As a member of PCB, you can participate in making the world a better place for blind and vision-impaired people; advocate for change at the local, state, or national level; and serve on one or more of the PCB committees which address blindness issues such as Braille, Employment, Governmental Affairs, or Transportation. Other PCB committees include Awards, Bylaws, Convention Planning, Convention Site Selection, Finance, Fund raising, Long Range Planning, Low Vision, Membership, Nominating, Personnel, Publicity, Resolutions, Technology, and Website.
Through advocacy efforts you can help make accessibility the norm. Total accessibility means being able to read any materials available to the public, walk in a safe environment, work in any setting we choose, and participate in any activities that other people do. You can strengthen our advocacy and service efforts by inviting your friends and colleagues to join us. The pathways open to you are many and varied.
PCB chapters vary in their focus. Many are geographically defined by cities, counties, or regions, while others reflect a special interest shared by the members. The chapters of PCB have included: Beaver County, Capital City in Harrisburg, Carl Shoemaker in Mifflin County, Cumberland County Care and Share, Erie County, Golden Triangle in Pittsburgh, Hank Bloomberg in Clearfield-Jefferson Counties, J.F. Kennedy in Philadelphia, Lackawanna County, Lehigh Valley, Luzerne County, Monroe County, New Castle Regional in Lawrence County, Oil Valley in Venango County, Philadelphia Regional, Red Rose in Lancaster County, York Area, and Washington County. There was also a Special Interest Group; The Delaware Valley Council of Citizens with Low Vision in Philadelphia.

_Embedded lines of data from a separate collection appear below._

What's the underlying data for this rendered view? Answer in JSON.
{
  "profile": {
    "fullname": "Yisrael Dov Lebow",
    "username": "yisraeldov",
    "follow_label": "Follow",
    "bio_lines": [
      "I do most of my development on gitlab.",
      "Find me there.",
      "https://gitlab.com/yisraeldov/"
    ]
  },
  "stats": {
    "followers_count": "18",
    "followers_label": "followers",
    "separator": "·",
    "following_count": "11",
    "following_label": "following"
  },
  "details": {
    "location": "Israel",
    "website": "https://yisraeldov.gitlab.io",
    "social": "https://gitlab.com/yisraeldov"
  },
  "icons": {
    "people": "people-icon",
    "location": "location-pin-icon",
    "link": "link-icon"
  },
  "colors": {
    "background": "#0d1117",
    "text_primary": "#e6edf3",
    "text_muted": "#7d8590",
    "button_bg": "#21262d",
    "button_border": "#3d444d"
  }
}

Pennsylvania Council of the Blind Voice: (717) 920-9999 or Toll-free (877) 617-7407.
Address: PO Box 68, Volant, PA 16156-0068
PCB website: www.pcb1.org

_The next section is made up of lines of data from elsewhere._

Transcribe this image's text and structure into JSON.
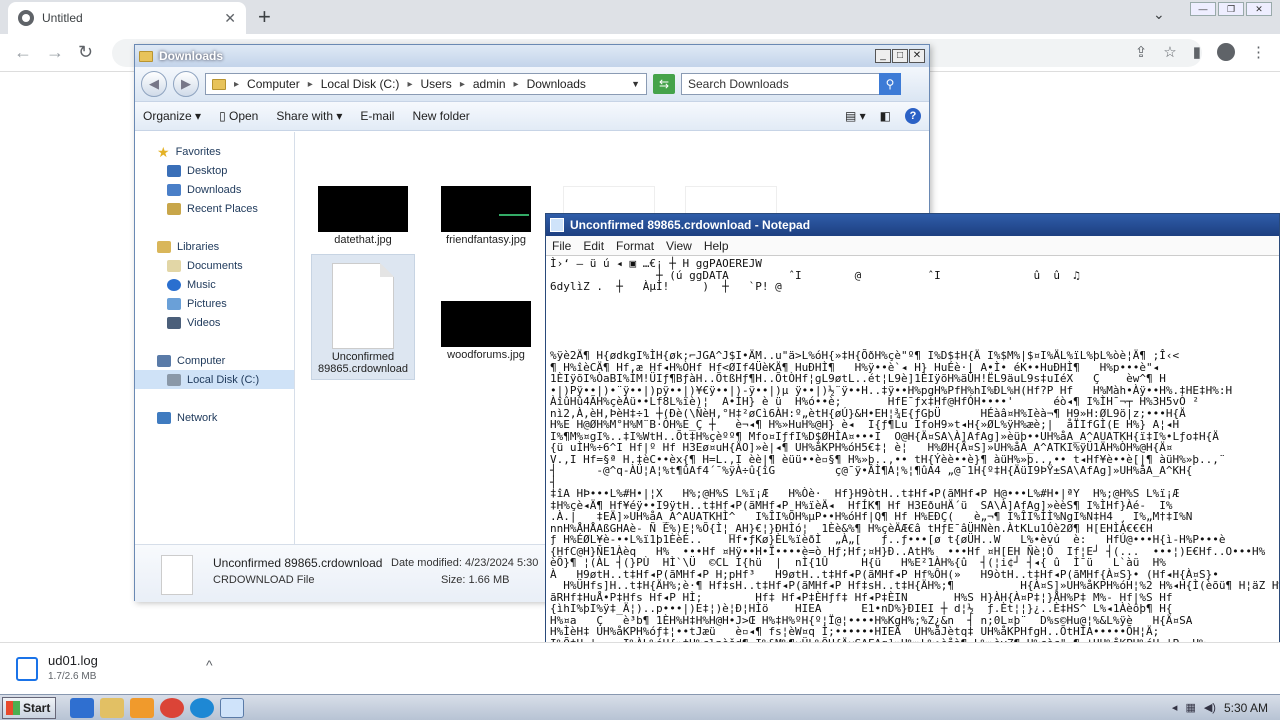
{
  "browser": {
    "tab_title": "Untitled",
    "tab_close": "✕",
    "new_tab": "+",
    "tabs_menu": "⌄",
    "window_controls": [
      "—",
      "❐",
      "✕"
    ]
  },
  "explorer": {
    "title": "Downloads",
    "controls": [
      "_",
      "□",
      "✕"
    ],
    "breadcrumb": [
      "Computer",
      "Local Disk (C:)",
      "Users",
      "admin",
      "Downloads"
    ],
    "search_placeholder": "Search Downloads",
    "commands": {
      "organize": "Organize",
      "open": "Open",
      "share_with": "Share with",
      "email": "E-mail",
      "new_folder": "New folder"
    },
    "nav": {
      "favorites": "Favorites",
      "desktop": "Desktop",
      "downloads": "Downloads",
      "recent_places": "Recent Places",
      "libraries": "Libraries",
      "documents": "Documents",
      "music": "Music",
      "pictures": "Pictures",
      "videos": "Videos",
      "computer": "Computer",
      "local_disk": "Local Disk (C:)",
      "network": "Network"
    },
    "files": {
      "f1": "datethat.jpg",
      "f2": "friendfantasy.jpg",
      "f3": "Unconfirmed 89865.crdownload",
      "f4": "woodforums.jpg"
    },
    "details": {
      "name": "Unconfirmed 89865.crdownload",
      "type": "CRDOWNLOAD File",
      "modified": "Date modified: 4/23/2024 5:30",
      "size": "Size: 1.66 MB"
    }
  },
  "notepad": {
    "title": "Unconfirmed 89865.crdownload - Notepad",
    "menu": [
      "File",
      "Edit",
      "Format",
      "View",
      "Help"
    ],
    "content": "Ì›‘ – ü ú ◂ ▣ …€¡ ┼ H ggPAOEREJW\n                ┼ (ú ggDATA         ˆI        @          ˆI              û  û  ♫\n6dylìZ .  ┼   ÀµÌ!     )  ┼   `P! @\n\n\n\n\n\n%ÿè2Ä¶ H{ødkgI%ÌH{øk;⌐JGA^J$I•ÄM..u\"ä>L%óH{»‡H{ÕðH%çè\"º¶ I%D$‡H{Ä I%$M%|$¤I%ÄL%ïL%þL%òè¦Ä¶ ;Î‹<\n¶ H%îèCÄ¶ Hf,æ Hf◂H%ÒHf Hf<ØIf4ÜèKÄ¶ HuÐHÌ¶   H%ÿ••è`◂ H} HuÉè·| A•Ì• éK••HuÐHÌ¶   H%p•••è\"◂\n1ÈIÿõI%ÒaBI%ÌM!ÜIƒ¶BƒàH..ÕtßHƒ¶H..ÕtÒHf¦gL9øtL..ét¦L9è]1ÈIÿõH%äÜH!ËL9äuL9s‡uIéX   Ç    èw^¶ H\n•|)Pÿ••|)•¨ÿ••|)pÿ••|)¥€ÿ••|)-ÿ••|)µ ÿ••|)½¨ÿ••H..‡ÿ••H%pgH%PfH%hI%ÐL%H(Hf?P Hf   H%Màh•Àÿ••H%.‡HE‡H%:H\nÀîûHû4ÃH%çèÀü••Lf8L%ïè)¦  A•ÌH} è ü  H%ó••è;       HfE¯ƒx‡Hf@HfÓH••••'      éò◂¶ I%ÌH¯¬┬ H%3H5vÒ ²  \nnì2,À,èH,ÞèH‡÷1 ┼(Ðè(\\ÑèH,°H‡²øCì6ÀH:º„ètH{øÚ}&H•EH¦¾E{ƒGþÜ      HÉàâ¤H%Ièà¬¶ H9»H:ØL9ö|z;•••H{Ä\nH%E H@ØH%M°H%M¨B·ÒH%E_Ç ┼   è¬◂¶ H%»HuH%@H} è◂  I{ƒ¶Lu IfoH9»t◂H{»ØL%ÿH%æè;|  åÏIfGÌ(E H%} A¦◂H\nI%¶M%¤gI%..‡I%WtH..Õt‡H%çèºº¶ Mfo¤IƒfI%D$ØHÌA¤•••I  O@H{Ä¤SA\\À]AfAg]»èüþ••UH%åA_A^AUATKH{ï‡I%•Lƒo‡H{Ä\n{ü uÌH%÷6^I Hf|º Hf H3Eø¤uH{ÄO]»è|◂¶ UH%åKPH%óH5€‡¦ è¦   H%ØH{Ä¤S]»UH%åA_A^ATKI%ÿÜ1ÄH%ÒH%@H{Ä¤\nV.,I Hf=§ª H.‡èC••èx{¶ H=L.,I èè|¶ èüü••è▫§¶ H%»þ..,•• tH{Ýèè••è}¶ àüH%»þ..,•• t◂Hf¥è••è[|¶ àüH%»þ..,¨\n┤      -@^q-ÀÜ¦A¦%t¶ûAf4´¯%ÿÀ÷û{îG         ç@¯ÿ•ÂÌ¶A¦%¦¶ûA4 „@¯1H{º‡H{ÄüI9ÞŸ±SA\\AfAg]»UH%åA_A^KH{\n┤                                                                  \n‡îA HÞ•••L%#H•|¦X   H%;@H%S L%ï¡Æ   H%Òè·  Hf}H9òtH..t‡Hf◂P(ãMHf◂P H@•••L%#H•|ªY  H%;@H%S L%ï¡Æ\n‡H%çè◂Ä¶ Hf¥éÿ••I9ÿtH..t‡Hf◂P(ãMHf◂P H%ïèÄ◂  HfÍK¶ Hf H3EðuHÄ´ü  SA\\À]AfAg]»èèS¶ I%ÌHf}Àé-  I%\n.À.|   ‡EÄ]»UH%åA_A^AUATKHÌ^   I%ÎI%ÕH%µP••H%óHf|Q¶ Hf H%EÐÇ(   è„¬¶ I%ÎI%ÌÌ%NgI%N‡H4 ¸ I%„M†‡I%N\nnnH%ÅHÅAßGHAè- Ñ É%)E¦%Õ{Ì¦_AH}€¦}ÐHÌó¦  1Èè&%¶ H%çèÄÆ€â tHƒE¯âÜHNèn.ÀtKLu1Óè2Ø¶ H[EHÌÀ€€€H\nƒ H%ÉØL¥è-••L%ï1þ1ÈèÉ..    Hf•ƒKø}ÈL%ïèðÌ  „À„[   ƒ..ƒ•••[ø t{øÜH..W   L%•èvú  è:   HfÚ@•••H{ì-H%P•••è\n{HfC@H}ÑE1Àèq   H%  •••Hf ¤Hÿ••H•Ï••••è=ò Hƒ;Hf;¤H}Ð..AtH%  •••Hf ¤H[EH Ñè¦Ö  If¦E┘ ┤(...  •••¦)E€Hf..O•••H%\nèÕ}¶ ¦(ÀL ┤(}PÙ  HÌ`\\Ü  ©CL I{hü  |  nÌ{1Û     H{ü   H%E²1ÀH%{û  ┤(¦i¢┘ ┤◂{ û  Ì¯ü   L`àü  H%\nÀ   H9øtH..t‡Hf◂P(ãMHf◂P H;pHf³   H9øtH..t‡Hf◂P(ãMHf◂P Hf%ÔH(»   H9òtH..t‡Hf◂P(ãMHf{À¤S}• (Hf◂H{À¤S}•\n  H%ÜHfs]H..t‡H{ÄH%;è·¶ Hf‡sH..t‡Hf◂P(ãMHf◂P Hf‡sH..t‡H{ÄH%;¶          H{À¤S]»UH%åKPH%óH¦%2 H%◂H{Ì(èõü¶ H¦äZ H%4H%Ühfs H..t‡HfH%.\nãRHf‡HuÅ•P‡Hfs Hf◂P HÌ;        Hf‡ Hf◂P‡ÈHƒf‡ Hf◂P‡ÈIN       H%S H}ÀH{À¤P‡¦}ÅH%P‡ M%- Hf|%S Hf\n{ìhI%þI%ÿ‡_Ä¦)..p•••|)E‡¦)è¦Ð¦HÌö    HIEA      E1•nD%}ÐIEI ┼ d¦½  ƒ.Èt¦¦}¿..È‡HS^ L%◂1Àèôþ¶ H{\nH%¤a   Ç   è³b¶ 1ÈH%H‡H%H@H•J>Œ H%‡H%ºH{º¦Ï@¦••••H%KgH%;%Z¿&n  ┤ n;0L¤þ¨  D%s©Hu@¦%&L%ÿè   H{Ä¤SA\nH%ÌèH‡ UH%åKPH%óƒ‡¦••tJæü   è▫◂¶ fs¦èW¤q Ì;••••••HIEÄ  UH%åJètq‡ UH%åKPHfgH..ÕtHÌA•••••ÕH¦Ä;\nI%Õ‡H·|-…  I%ÀL%óH{»‡H%çlpèšd¶ I%&M%¶¤ÜL%ÕH{Ä¤SAFAg]»H%»L%•èåà¶ L%»èyZ¶ H%çèç\"◂¶ ¦UH%åKPH%óH·|P„ H%\n|]¶ Hf³„   H..‡tH%ªÄ   è¥f¶ Lk!H³¯   èÒà••HSHèÏ]¶ L%ÿèEà••H{»óH%çè\"f¶ H[Ä¦SAf]»ãü‡äüä H%Ìè¿‡ I%ÌH"
  },
  "download": {
    "name": "ud01.log",
    "size": "1.7/2.6 MB",
    "chevron": "^"
  },
  "taskbar": {
    "start": "Start",
    "time": "5:30 AM"
  },
  "colors": {
    "explorer_border": "#6a89b3",
    "notepad_title": "#2f5da9",
    "selection": "#cfe2f7"
  }
}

PCB Listserv: email@example.com
American Council of the Blind:
2200 Wilson Boulevard, Suite 650, Arlington, VA 22201
Voice: (202) 467-5081 or Toll free (800) 424-8666 from 2:00 p.m. to 5p.m.
Monday through Friday. Fax: (202) 467-5085
For the latest in legislative and governmental news call:
Washington Connection: (800) 424-8666 from 5:00 p.m. to midnight Monday through Friday and all day on weekends and holidays.
ACB Website: www.acb.org